Each of the entries below should be written out exactly as it reads.

___ DATA EXTRACTS

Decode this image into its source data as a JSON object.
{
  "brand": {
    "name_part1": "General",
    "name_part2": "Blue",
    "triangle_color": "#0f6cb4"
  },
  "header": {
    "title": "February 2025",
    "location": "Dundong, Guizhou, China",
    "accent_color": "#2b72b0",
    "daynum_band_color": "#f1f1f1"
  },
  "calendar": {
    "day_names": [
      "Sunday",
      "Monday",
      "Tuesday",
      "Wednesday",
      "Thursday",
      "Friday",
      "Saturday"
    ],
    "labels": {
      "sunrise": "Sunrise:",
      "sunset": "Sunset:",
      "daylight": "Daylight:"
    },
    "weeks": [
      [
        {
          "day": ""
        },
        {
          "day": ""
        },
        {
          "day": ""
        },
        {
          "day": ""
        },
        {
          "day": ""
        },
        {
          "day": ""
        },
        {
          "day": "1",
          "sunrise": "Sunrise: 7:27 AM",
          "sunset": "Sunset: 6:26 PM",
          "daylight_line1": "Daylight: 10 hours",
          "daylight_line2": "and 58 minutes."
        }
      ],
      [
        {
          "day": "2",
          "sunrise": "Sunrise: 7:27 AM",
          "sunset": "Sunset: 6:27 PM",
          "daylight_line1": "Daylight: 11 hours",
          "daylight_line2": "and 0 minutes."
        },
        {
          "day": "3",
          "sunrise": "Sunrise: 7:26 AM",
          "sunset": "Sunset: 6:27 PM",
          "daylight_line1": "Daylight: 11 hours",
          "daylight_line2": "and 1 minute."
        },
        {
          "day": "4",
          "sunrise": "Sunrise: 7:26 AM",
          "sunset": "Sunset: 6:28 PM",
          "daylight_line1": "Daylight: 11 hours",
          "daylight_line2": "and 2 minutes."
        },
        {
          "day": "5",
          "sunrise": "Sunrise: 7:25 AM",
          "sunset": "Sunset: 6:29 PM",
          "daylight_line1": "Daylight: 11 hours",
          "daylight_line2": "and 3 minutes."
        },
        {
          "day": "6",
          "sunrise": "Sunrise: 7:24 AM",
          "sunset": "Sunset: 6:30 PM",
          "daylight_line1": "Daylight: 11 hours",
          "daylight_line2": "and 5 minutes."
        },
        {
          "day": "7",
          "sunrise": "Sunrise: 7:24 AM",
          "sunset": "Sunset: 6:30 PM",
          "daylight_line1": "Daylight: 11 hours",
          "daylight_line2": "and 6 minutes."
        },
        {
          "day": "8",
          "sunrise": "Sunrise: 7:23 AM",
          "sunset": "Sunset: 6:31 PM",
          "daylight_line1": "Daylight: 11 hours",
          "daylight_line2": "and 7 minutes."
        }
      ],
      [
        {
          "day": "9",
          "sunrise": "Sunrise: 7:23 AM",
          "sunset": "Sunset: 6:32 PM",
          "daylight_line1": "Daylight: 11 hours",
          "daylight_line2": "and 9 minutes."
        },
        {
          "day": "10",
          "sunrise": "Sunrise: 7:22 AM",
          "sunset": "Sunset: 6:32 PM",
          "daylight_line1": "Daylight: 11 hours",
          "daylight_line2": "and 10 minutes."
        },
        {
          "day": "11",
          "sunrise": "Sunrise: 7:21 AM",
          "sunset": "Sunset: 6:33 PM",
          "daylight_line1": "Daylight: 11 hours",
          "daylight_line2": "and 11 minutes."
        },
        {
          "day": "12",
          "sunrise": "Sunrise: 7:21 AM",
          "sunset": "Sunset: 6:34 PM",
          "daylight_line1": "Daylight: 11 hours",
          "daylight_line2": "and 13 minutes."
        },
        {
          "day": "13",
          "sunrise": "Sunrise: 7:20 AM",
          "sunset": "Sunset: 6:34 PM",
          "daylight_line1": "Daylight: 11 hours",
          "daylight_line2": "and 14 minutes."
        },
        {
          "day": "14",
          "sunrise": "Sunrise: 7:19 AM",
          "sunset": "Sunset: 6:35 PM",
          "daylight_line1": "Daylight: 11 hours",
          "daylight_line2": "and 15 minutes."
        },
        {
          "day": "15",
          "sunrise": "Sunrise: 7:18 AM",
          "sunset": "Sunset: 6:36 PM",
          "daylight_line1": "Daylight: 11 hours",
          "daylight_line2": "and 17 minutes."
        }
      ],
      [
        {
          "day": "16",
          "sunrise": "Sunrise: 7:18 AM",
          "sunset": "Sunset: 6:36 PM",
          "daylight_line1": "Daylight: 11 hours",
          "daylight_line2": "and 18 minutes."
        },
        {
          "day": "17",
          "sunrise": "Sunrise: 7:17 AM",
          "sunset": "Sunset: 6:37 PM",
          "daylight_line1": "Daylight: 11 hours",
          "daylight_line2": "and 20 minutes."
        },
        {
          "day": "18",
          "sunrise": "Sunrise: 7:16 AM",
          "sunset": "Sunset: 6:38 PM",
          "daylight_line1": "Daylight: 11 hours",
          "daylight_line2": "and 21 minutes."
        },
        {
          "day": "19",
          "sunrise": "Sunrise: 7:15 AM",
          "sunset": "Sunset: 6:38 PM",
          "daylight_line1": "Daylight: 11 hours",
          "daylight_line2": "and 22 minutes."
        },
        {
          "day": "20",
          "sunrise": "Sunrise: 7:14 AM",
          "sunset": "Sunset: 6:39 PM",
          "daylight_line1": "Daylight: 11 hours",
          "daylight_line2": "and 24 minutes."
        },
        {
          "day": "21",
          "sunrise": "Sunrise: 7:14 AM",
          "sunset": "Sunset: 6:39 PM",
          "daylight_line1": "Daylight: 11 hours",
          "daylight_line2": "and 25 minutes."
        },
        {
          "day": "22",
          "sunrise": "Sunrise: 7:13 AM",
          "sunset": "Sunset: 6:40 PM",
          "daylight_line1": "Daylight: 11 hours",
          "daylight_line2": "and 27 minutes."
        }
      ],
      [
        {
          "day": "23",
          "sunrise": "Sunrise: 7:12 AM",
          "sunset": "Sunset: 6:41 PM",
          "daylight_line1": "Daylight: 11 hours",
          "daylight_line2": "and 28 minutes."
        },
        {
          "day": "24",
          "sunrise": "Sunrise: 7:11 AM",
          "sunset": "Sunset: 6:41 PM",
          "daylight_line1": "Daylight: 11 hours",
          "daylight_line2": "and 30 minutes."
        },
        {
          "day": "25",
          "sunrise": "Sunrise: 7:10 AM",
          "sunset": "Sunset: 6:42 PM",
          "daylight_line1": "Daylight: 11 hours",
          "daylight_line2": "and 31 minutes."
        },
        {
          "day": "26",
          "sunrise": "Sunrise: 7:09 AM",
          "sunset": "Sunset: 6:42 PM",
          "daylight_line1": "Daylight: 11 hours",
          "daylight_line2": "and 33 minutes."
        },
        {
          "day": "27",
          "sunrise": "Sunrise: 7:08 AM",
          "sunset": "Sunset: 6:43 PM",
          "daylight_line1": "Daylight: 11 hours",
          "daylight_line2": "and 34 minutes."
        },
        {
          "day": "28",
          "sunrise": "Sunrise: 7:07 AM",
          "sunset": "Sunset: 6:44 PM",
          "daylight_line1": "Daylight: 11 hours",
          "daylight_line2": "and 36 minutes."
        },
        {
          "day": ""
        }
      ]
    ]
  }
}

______

**RESULT BELOW**:
Decode this image into its source data as a JSON object.
{
  "brand": {
    "name_part1": "General",
    "name_part2": "Blue",
    "triangle_color": "#0f6cb4"
  },
  "header": {
    "title": "February 2025",
    "location": "Dundong, Guizhou, China",
    "accent_color": "#2b72b0",
    "daynum_band_color": "#f1f1f1"
  },
  "calendar": {
    "day_names": [
      "Sunday",
      "Monday",
      "Tuesday",
      "Wednesday",
      "Thursday",
      "Friday",
      "Saturday"
    ],
    "labels": {
      "sunrise": "Sunrise:",
      "sunset": "Sunset:",
      "daylight": "Daylight:"
    },
    "weeks": [
      [
        {
          "day": ""
        },
        {
          "day": ""
        },
        {
          "day": ""
        },
        {
          "day": ""
        },
        {
          "day": ""
        },
        {
          "day": ""
        },
        {
          "day": "1",
          "sunrise": "Sunrise: 7:27 AM",
          "sunset": "Sunset: 6:26 PM",
          "daylight_line1": "Daylight: 10 hours",
          "daylight_line2": "and 58 minutes."
        }
      ],
      [
        {
          "day": "2",
          "sunrise": "Sunrise: 7:27 AM",
          "sunset": "Sunset: 6:27 PM",
          "daylight_line1": "Daylight: 11 hours",
          "daylight_line2": "and 0 minutes."
        },
        {
          "day": "3",
          "sunrise": "Sunrise: 7:26 AM",
          "sunset": "Sunset: 6:27 PM",
          "daylight_line1": "Daylight: 11 hours",
          "daylight_line2": "and 1 minute."
        },
        {
          "day": "4",
          "sunrise": "Sunrise: 7:26 AM",
          "sunset": "Sunset: 6:28 PM",
          "daylight_line1": "Daylight: 11 hours",
          "daylight_line2": "and 2 minutes."
        },
        {
          "day": "5",
          "sunrise": "Sunrise: 7:25 AM",
          "sunset": "Sunset: 6:29 PM",
          "daylight_line1": "Daylight: 11 hours",
          "daylight_line2": "and 3 minutes."
        },
        {
          "day": "6",
          "sunrise": "Sunrise: 7:24 AM",
          "sunset": "Sunset: 6:30 PM",
          "daylight_line1": "Daylight: 11 hours",
          "daylight_line2": "and 5 minutes."
        },
        {
          "day": "7",
          "sunrise": "Sunrise: 7:24 AM",
          "sunset": "Sunset: 6:30 PM",
          "daylight_line1": "Daylight: 11 hours",
          "daylight_line2": "and 6 minutes."
        },
        {
          "day": "8",
          "sunrise": "Sunrise: 7:23 AM",
          "sunset": "Sunset: 6:31 PM",
          "daylight_line1": "Daylight: 11 hours",
          "daylight_line2": "and 7 minutes."
        }
      ],
      [
        {
          "day": "9",
          "sunrise": "Sunrise: 7:23 AM",
          "sunset": "Sunset: 6:32 PM",
          "daylight_line1": "Daylight: 11 hours",
          "daylight_line2": "and 9 minutes."
        },
        {
          "day": "10",
          "sunrise": "Sunrise: 7:22 AM",
          "sunset": "Sunset: 6:32 PM",
          "daylight_line1": "Daylight: 11 hours",
          "daylight_line2": "and 10 minutes."
        },
        {
          "day": "11",
          "sunrise": "Sunrise: 7:21 AM",
          "sunset": "Sunset: 6:33 PM",
          "daylight_line1": "Daylight: 11 hours",
          "daylight_line2": "and 11 minutes."
        },
        {
          "day": "12",
          "sunrise": "Sunrise: 7:21 AM",
          "sunset": "Sunset: 6:34 PM",
          "daylight_line1": "Daylight: 11 hours",
          "daylight_line2": "and 13 minutes."
        },
        {
          "day": "13",
          "sunrise": "Sunrise: 7:20 AM",
          "sunset": "Sunset: 6:34 PM",
          "daylight_line1": "Daylight: 11 hours",
          "daylight_line2": "and 14 minutes."
        },
        {
          "day": "14",
          "sunrise": "Sunrise: 7:19 AM",
          "sunset": "Sunset: 6:35 PM",
          "daylight_line1": "Daylight: 11 hours",
          "daylight_line2": "and 15 minutes."
        },
        {
          "day": "15",
          "sunrise": "Sunrise: 7:18 AM",
          "sunset": "Sunset: 6:36 PM",
          "daylight_line1": "Daylight: 11 hours",
          "daylight_line2": "and 17 minutes."
        }
      ],
      [
        {
          "day": "16",
          "sunrise": "Sunrise: 7:18 AM",
          "sunset": "Sunset: 6:36 PM",
          "daylight_line1": "Daylight: 11 hours",
          "daylight_line2": "and 18 minutes."
        },
        {
          "day": "17",
          "sunrise": "Sunrise: 7:17 AM",
          "sunset": "Sunset: 6:37 PM",
          "daylight_line1": "Daylight: 11 hours",
          "daylight_line2": "and 20 minutes."
        },
        {
          "day": "18",
          "sunrise": "Sunrise: 7:16 AM",
          "sunset": "Sunset: 6:38 PM",
          "daylight_line1": "Daylight: 11 hours",
          "daylight_line2": "and 21 minutes."
        },
        {
          "day": "19",
          "sunrise": "Sunrise: 7:15 AM",
          "sunset": "Sunset: 6:38 PM",
          "daylight_line1": "Daylight: 11 hours",
          "daylight_line2": "and 22 minutes."
        },
        {
          "day": "20",
          "sunrise": "Sunrise: 7:14 AM",
          "sunset": "Sunset: 6:39 PM",
          "daylight_line1": "Daylight: 11 hours",
          "daylight_line2": "and 24 minutes."
        },
        {
          "day": "21",
          "sunrise": "Sunrise: 7:14 AM",
          "sunset": "Sunset: 6:39 PM",
          "daylight_line1": "Daylight: 11 hours",
          "daylight_line2": "and 25 minutes."
        },
        {
          "day": "22",
          "sunrise": "Sunrise: 7:13 AM",
          "sunset": "Sunset: 6:40 PM",
          "daylight_line1": "Daylight: 11 hours",
          "daylight_line2": "and 27 minutes."
        }
      ],
      [
        {
          "day": "23",
          "sunrise": "Sunrise: 7:12 AM",
          "sunset": "Sunset: 6:41 PM",
          "daylight_line1": "Daylight: 11 hours",
          "daylight_line2": "and 28 minutes."
        },
        {
          "day": "24",
          "sunrise": "Sunrise: 7:11 AM",
          "sunset": "Sunset: 6:41 PM",
          "daylight_line1": "Daylight: 11 hours",
          "daylight_line2": "and 30 minutes."
        },
        {
          "day": "25",
          "sunrise": "Sunrise: 7:10 AM",
          "sunset": "Sunset: 6:42 PM",
          "daylight_line1": "Daylight: 11 hours",
          "daylight_line2": "and 31 minutes."
        },
        {
          "day": "26",
          "sunrise": "Sunrise: 7:09 AM",
          "sunset": "Sunset: 6:42 PM",
          "daylight_line1": "Daylight: 11 hours",
          "daylight_line2": "and 33 minutes."
        },
        {
          "day": "27",
          "sunrise": "Sunrise: 7:08 AM",
          "sunset": "Sunset: 6:43 PM",
          "daylight_line1": "Daylight: 11 hours",
          "daylight_line2": "and 34 minutes."
        },
        {
          "day": "28",
          "sunrise": "Sunrise: 7:07 AM",
          "sunset": "Sunset: 6:44 PM",
          "daylight_line1": "Daylight: 11 hours",
          "daylight_line2": "and 36 minutes."
        },
        {
          "day": ""
        }
      ]
    ]
  }
}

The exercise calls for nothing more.